Quick Reference Map
The Judges and the 12 Tribes of Israel
Map of the Judges and the Twelve Tribes of Israel (Click to Enlarge)


The book of Judges records six such major invasions:

Outline of the Book of Judges

The first was the Mesopotamian invasion from the northeast (Judges 3:8-11) from which Othniel delivered his people.

The second was by the Moabites and came from the southeast (Judges 3:12-20). Israel was delivered from the Moabites by Ehud, the left handed assassin of the Moabite king, Eglon.

The third invasion came under the Canaanite leaders Jabin and Sisera (Judges 4, 5). Israel was delivered from the Canaanites by Deborah, the only woman judge of which there is any record. It is interesting to note that Sisera himself was killed by a woman, Jael, the wife of Heber the Kenite.

The Midianite invasion from the southeast (Judges 6-9) lasted seven years and was ended under the bold leadership of Gideon.

The foolish vow of Jephthah, which cost him the life of his daughter, came after he delivered Israel from the fifth invasion, that by the Ammonites from the east (Judges 10:6-11:40).

The sixth invasion was by the Philistines, from the southwest, and was apparently something of a recurrent nature rather than one particular campaign. During a period of at least 200 years, Israel was delivered from the Philistines by Shamgar, Samson, Samuel, Saul, and David.

The major social problem stemmed from the recurrent failure of the Israelites to drive the Canaanites out of the land, a direct violation of God's commandment. The Israelites then intermarried with the Canaanites, adopting many of their customs. This assimilation of Canaanite culture promoted the growth of idolatry which constituted the religious problem of the people.

The three most prominent deities of Canaanite worship were Baal, Asherah, and Dagon.

Baal was usually represented by a stone pillar and was a god of fertility, usually worshipped in the groves. At various times Baal-worship included fornication (Jeremiah 7:9 ), self-mutilation (1 Kings 18:28), and human sacrifice (Jeremiah 19:5). Baal is the deity most often mentioned in the Old Testament as being a snare for the people of God.

The symbol of Asherah was a wooden post set up in the "high places" of idolatrous worship. The Phoenician goddess of procreation and love, she was the chief female deity and is often mentioned in connection with Baal.

Dagon was a Philistine deity having the body of a fish with human hands and a human face. It was a temple of Dagon which Samson pulled down in his final act of strength.

There is seen in the book of Judges a consistent pattern—Israel is oppressed by a foreign power; the people cry to God and he raises up a judge to deliver them from their predicament; after peace is established the people become complacent and relapse into idolatry.
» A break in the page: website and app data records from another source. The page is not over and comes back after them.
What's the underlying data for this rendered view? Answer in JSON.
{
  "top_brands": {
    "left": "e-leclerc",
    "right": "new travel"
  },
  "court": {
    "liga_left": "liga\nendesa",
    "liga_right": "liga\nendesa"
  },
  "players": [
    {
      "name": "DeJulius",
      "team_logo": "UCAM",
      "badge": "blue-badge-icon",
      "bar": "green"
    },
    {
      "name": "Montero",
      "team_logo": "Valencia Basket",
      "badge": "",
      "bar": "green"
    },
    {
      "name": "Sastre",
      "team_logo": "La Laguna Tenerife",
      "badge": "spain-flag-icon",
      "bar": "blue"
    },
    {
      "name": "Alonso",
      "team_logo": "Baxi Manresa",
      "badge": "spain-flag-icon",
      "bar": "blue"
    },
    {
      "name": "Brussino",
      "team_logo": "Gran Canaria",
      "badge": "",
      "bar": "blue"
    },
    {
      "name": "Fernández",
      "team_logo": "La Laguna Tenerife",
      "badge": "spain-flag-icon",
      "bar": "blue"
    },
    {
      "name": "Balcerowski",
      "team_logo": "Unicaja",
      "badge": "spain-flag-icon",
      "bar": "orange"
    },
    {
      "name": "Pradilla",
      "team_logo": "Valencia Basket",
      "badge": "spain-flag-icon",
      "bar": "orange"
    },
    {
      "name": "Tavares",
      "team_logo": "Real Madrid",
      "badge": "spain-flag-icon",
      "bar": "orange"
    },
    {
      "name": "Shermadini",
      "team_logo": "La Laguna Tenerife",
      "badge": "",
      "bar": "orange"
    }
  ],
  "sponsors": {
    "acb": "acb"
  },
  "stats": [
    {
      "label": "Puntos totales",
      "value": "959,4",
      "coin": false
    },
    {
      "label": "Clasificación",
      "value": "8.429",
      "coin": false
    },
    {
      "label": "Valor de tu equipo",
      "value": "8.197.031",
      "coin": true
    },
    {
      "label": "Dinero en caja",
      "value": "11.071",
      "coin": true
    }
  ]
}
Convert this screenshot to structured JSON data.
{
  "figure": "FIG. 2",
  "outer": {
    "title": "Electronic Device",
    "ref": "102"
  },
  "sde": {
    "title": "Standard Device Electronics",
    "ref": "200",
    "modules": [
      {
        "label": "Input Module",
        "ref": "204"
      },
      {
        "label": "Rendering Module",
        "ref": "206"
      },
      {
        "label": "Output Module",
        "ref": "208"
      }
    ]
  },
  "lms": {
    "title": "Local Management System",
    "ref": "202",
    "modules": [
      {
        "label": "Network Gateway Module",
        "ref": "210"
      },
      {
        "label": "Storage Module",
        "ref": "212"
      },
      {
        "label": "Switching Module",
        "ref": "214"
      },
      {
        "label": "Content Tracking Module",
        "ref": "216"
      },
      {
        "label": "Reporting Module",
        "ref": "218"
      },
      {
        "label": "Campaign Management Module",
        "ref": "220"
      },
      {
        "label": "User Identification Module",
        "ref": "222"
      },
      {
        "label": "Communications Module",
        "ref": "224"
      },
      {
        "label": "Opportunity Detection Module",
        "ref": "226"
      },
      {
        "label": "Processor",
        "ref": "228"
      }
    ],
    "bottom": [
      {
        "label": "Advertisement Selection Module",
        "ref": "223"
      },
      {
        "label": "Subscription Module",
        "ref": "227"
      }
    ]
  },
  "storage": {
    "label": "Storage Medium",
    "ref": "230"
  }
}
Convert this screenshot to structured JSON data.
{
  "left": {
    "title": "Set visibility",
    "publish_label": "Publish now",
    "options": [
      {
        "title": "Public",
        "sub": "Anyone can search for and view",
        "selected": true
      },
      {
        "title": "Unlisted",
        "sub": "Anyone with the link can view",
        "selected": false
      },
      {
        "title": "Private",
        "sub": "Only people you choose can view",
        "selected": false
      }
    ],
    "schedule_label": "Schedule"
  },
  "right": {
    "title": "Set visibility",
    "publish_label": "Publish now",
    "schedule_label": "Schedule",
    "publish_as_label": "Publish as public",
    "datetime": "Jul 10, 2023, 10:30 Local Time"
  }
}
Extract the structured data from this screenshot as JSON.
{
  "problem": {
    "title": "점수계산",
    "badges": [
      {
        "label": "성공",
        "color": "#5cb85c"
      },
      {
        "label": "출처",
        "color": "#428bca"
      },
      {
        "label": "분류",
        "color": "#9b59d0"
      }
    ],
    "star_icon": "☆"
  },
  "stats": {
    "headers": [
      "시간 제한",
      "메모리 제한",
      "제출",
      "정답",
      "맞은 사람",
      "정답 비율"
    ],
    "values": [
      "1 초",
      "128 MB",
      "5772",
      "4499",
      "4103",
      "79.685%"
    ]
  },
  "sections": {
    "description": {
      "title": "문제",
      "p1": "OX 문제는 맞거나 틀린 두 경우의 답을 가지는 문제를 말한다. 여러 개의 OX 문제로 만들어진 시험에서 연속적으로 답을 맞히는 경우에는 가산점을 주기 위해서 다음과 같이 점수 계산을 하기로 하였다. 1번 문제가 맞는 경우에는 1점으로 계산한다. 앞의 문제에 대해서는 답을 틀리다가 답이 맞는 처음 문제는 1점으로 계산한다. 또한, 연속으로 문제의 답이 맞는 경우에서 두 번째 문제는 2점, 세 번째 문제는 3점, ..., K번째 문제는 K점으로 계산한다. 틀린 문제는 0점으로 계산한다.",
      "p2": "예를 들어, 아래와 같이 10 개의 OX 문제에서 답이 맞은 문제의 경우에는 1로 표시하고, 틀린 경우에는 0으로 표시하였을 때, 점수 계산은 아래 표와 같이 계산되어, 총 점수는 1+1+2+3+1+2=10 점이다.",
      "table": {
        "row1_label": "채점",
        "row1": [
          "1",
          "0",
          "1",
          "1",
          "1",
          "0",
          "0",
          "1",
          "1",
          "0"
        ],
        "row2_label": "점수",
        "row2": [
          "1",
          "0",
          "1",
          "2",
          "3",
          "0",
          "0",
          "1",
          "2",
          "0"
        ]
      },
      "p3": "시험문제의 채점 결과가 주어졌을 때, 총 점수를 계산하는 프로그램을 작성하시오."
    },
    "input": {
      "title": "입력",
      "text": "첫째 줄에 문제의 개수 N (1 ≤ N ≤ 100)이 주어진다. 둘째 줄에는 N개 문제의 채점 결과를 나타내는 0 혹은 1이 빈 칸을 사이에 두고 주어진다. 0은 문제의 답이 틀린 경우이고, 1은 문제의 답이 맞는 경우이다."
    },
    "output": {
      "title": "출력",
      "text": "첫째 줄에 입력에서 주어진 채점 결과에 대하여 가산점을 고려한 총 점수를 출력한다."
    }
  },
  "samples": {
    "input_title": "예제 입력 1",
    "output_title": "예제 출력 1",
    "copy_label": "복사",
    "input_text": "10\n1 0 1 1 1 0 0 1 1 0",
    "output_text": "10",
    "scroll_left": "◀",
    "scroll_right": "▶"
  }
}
The judges, although chosen by God, to lead His people, were not always men of ideal character, yet they fulfilled God's purposes in delivering Israel. They served in a multiple role as judicial, military, and spiritual leaders. The period of the judges may be said to extend through the life of the last judge, Samuel, whose death is recorded
in 1 Samuel 25.

Quick Reference Maps - Judges

The Twelve Tribes and the Judges

Hazor

Jezreel

Mizpeh

Zorah

The Danites

Gibeah

Jabesh Gilead

 

The First Day. Light.

Judges Resources

The Judges

More About the Book of Judges
Judges in the Picture Study Bible
Timeline of the Ancient World
Back to the Old Testament
Back to Bible History Online